--- The task ---
All of the data is to be set down again without any alteration.
*** Entries provided
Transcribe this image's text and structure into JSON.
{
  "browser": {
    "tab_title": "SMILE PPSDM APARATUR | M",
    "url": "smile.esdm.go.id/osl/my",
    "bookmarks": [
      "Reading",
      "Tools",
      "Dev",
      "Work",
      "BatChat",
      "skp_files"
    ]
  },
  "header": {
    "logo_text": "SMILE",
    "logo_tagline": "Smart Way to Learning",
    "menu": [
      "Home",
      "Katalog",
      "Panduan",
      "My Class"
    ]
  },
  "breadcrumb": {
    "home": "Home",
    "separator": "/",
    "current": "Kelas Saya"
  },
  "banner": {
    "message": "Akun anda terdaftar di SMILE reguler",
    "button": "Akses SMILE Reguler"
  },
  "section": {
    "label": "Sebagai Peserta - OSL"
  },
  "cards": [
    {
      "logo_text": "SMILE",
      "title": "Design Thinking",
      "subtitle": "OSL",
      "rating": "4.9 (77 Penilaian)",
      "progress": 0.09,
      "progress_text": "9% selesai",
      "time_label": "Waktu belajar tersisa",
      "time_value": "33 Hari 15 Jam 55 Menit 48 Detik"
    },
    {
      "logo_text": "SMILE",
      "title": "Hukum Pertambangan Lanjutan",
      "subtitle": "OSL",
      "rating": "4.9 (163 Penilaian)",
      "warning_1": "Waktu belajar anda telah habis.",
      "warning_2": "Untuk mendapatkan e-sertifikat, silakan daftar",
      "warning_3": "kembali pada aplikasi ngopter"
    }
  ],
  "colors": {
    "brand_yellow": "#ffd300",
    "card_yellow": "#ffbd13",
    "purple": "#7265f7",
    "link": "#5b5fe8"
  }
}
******
--- Solution to this exercise ---
Transcribe this image's text and structure into JSON.
{
  "browser": {
    "tab_title": "SMILE PPSDM APARATUR | M",
    "url": "smile.esdm.go.id/osl/my",
    "bookmarks": [
      "Reading",
      "Tools",
      "Dev",
      "Work",
      "BatChat",
      "skp_files"
    ]
  },
  "header": {
    "logo_text": "SMILE",
    "logo_tagline": "Smart Way to Learning",
    "menu": [
      "Home",
      "Katalog",
      "Panduan",
      "My Class"
    ]
  },
  "breadcrumb": {
    "home": "Home",
    "separator": "/",
    "current": "Kelas Saya"
  },
  "banner": {
    "message": "Akun anda terdaftar di SMILE reguler",
    "button": "Akses SMILE Reguler"
  },
  "section": {
    "label": "Sebagai Peserta - OSL"
  },
  "cards": [
    {
      "logo_text": "SMILE",
      "title": "Design Thinking",
      "subtitle": "OSL",
      "rating": "4.9 (77 Penilaian)",
      "progress": 0.09,
      "progress_text": "9% selesai",
      "time_label": "Waktu belajar tersisa",
      "time_value": "33 Hari 15 Jam 55 Menit 48 Detik"
    },
    {
      "logo_text": "SMILE",
      "title": "Hukum Pertambangan Lanjutan",
      "subtitle": "OSL",
      "rating": "4.9 (163 Penilaian)",
      "warning_1": "Waktu belajar anda telah habis.",
      "warning_2": "Untuk mendapatkan e-sertifikat, silakan daftar",
      "warning_3": "kembali pada aplikasi ngopter"
    }
  ],
  "colors": {
    "brand_yellow": "#ffd300",
    "card_yellow": "#ffbd13",
    "purple": "#7265f7",
    "link": "#5b5fe8"
  }
}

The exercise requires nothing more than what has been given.